▶ [Problem description]
A word-for-word copy of the records below is required.

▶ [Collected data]
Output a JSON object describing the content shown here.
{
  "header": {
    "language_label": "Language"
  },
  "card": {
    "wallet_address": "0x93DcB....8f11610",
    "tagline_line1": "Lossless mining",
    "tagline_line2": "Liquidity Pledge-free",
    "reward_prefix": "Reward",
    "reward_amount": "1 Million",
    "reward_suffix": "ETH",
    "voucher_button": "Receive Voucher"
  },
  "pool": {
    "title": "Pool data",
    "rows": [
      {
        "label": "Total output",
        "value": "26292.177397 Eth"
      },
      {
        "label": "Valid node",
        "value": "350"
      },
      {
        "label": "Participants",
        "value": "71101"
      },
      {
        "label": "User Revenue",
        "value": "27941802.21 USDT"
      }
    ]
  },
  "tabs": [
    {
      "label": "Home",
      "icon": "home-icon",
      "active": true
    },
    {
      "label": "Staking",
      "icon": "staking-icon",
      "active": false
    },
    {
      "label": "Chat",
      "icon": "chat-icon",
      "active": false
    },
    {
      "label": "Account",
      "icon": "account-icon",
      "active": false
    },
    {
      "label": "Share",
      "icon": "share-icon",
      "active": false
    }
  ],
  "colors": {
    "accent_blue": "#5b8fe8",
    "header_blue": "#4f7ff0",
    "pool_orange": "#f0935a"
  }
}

▶ [Written reply]
Output a JSON object describing the content shown here.
{
  "header": {
    "language_label": "Language"
  },
  "card": {
    "wallet_address": "0x93DcB....8f11610",
    "tagline_line1": "Lossless mining",
    "tagline_line2": "Liquidity Pledge-free",
    "reward_prefix": "Reward",
    "reward_amount": "1 Million",
    "reward_suffix": "ETH",
    "voucher_button": "Receive Voucher"
  },
  "pool": {
    "title": "Pool data",
    "rows": [
      {
        "label": "Total output",
        "value": "26292.177397 Eth"
      },
      {
        "label": "Valid node",
        "value": "350"
      },
      {
        "label": "Participants",
        "value": "71101"
      },
      {
        "label": "User Revenue",
        "value": "27941802.21 USDT"
      }
    ]
  },
  "tabs": [
    {
      "label": "Home",
      "icon": "home-icon",
      "active": true
    },
    {
      "label": "Staking",
      "icon": "staking-icon",
      "active": false
    },
    {
      "label": "Chat",
      "icon": "chat-icon",
      "active": false
    },
    {
      "label": "Account",
      "icon": "account-icon",
      "active": false
    },
    {
      "label": "Share",
      "icon": "share-icon",
      "active": false
    }
  ],
  "colors": {
    "accent_blue": "#5b8fe8",
    "header_blue": "#4f7ff0",
    "pool_orange": "#f0935a"
  }
}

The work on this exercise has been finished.